Stanfield: Vote policy not party

Arisson Stanfield

Editor’s Note: All opinion section content reflects the views of the individual author only and does not represent a stance taken by The Collegian or its editorial board.

With midterm elections fast approaching, many college students are wrestling with who and what to vote for. While voting for whatever candidate represents one’s party may be a simple solution, it is far more reasonable, noble and beneficial to vote based on individual policy.


Towing the party line is an attractive option when one is not extremely well acquainted with the issues in the political sphere. Time is precious, especially to college students, and becoming well acquainted with the modern political parlance and well informed on the issues may not seem like a high priority. 

Instead, it may be far easier to default to the party that best matches one’s values.
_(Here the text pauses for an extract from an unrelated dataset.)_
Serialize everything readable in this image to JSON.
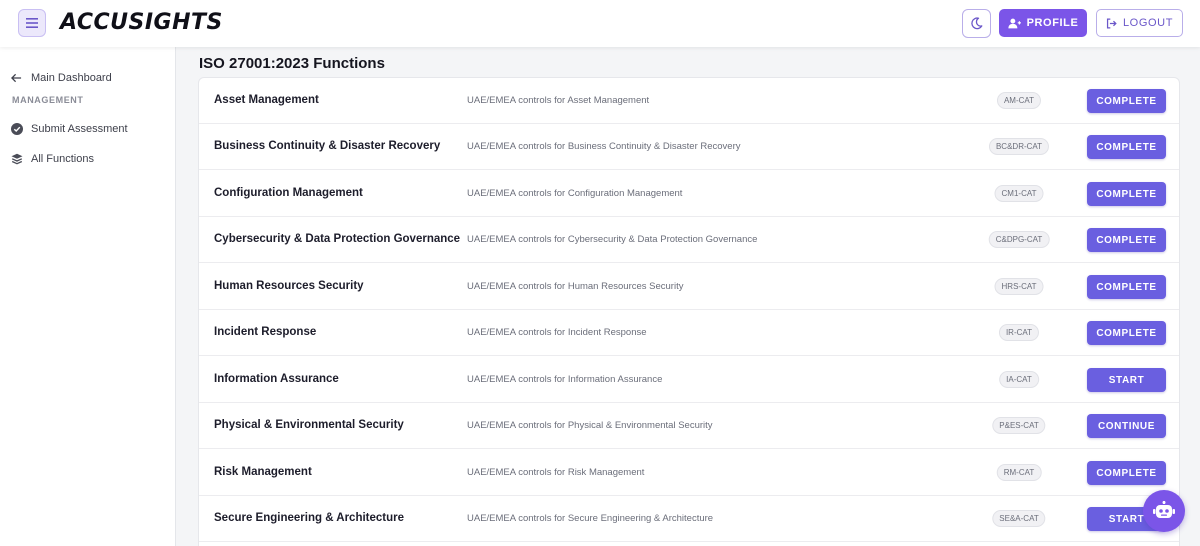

But assurance can erode accountability and always ensuring one’s party has their vote is a quick way to make sure those in power neglect their responsibilities. 

This is a bipartisan issue that affects liberals and conservatives. While the Republican party has long championed individualism and freedom it can, at times, be completely blind to the way unchecked freedom threatens individuals more than it protects them. 

Take for instance the war on drugs which originated with Richard Nixon. Its policy of prohibiting drugs viewed as dangerous to society has ultimately lead to the incarceration of thousands of American’s for non-violent offenses.

This policy has arguably hurt individual freedom more than it has protected it by defining what private individuals can put into their body and punishing those who deviate. Conservatives who blindly embrace it to remain copacetic with their party ultimately pervert their own message. The same negative trend occurs in the Democratic Party. 

The Democrats argue that they are the party of the poor and dispossessed, the disenfranchised and the downtrodden but at times their policies reflect just the opposite. For instance, minimum wage is often championed by the Democrats, but it has long been argued that the effect of such policies disproportionately harms the poor and less educated.

If a business must pay its workers a certain minimum, it incentives them get the most bang for their buck and hire only the most qualified candidates. This means that workers who could have undercut their competition by working for lower wages before are now priced out of the market. 

The need for nuance in voting is not a new issue. Founding father John Adams stated that there was nothing that he feared more than the division of the country into, “two great parties, each arranged under its leaders.” Even the first President George Washington stated in his final presidential speech that dissent between the parties naturally leads to a”spirit of revenge” as well as “foreign influence and corruption.” 

Given that the most recent Presidential election may have been one of the most polarizing in recent memory and was marred with accusations of foreign influence and corruption, it would seem Washington’s warning rang true.  

In order to find our way out of political divisiveness and blindness, we have to start paying attention to the issues and not the person discussing them. What is most important is that we have educated voters, not political ideologues who follow their party mascot like lemmings off of a cliff.


If we are skillful, we could even expand the political spectrum enough to allow for third party candidates to be viable in national elections. As in much of Europe, we could have a country where a host of parties offer differing and plausible alternatives to one another and citizens can truly see how many good and bad ideas there are to choose from.

What is undeniable is that Americans are stuck on a political seesaw. Power swings back and forth between two parties and the people who are the most in need are often forgotten in the midst. So when we vote we must look further than the color of a candidate’s tie or blazer and we must think critically about the issues. 

Arisson Stanfield can be reached at or on Twitter @OddestOdyssey.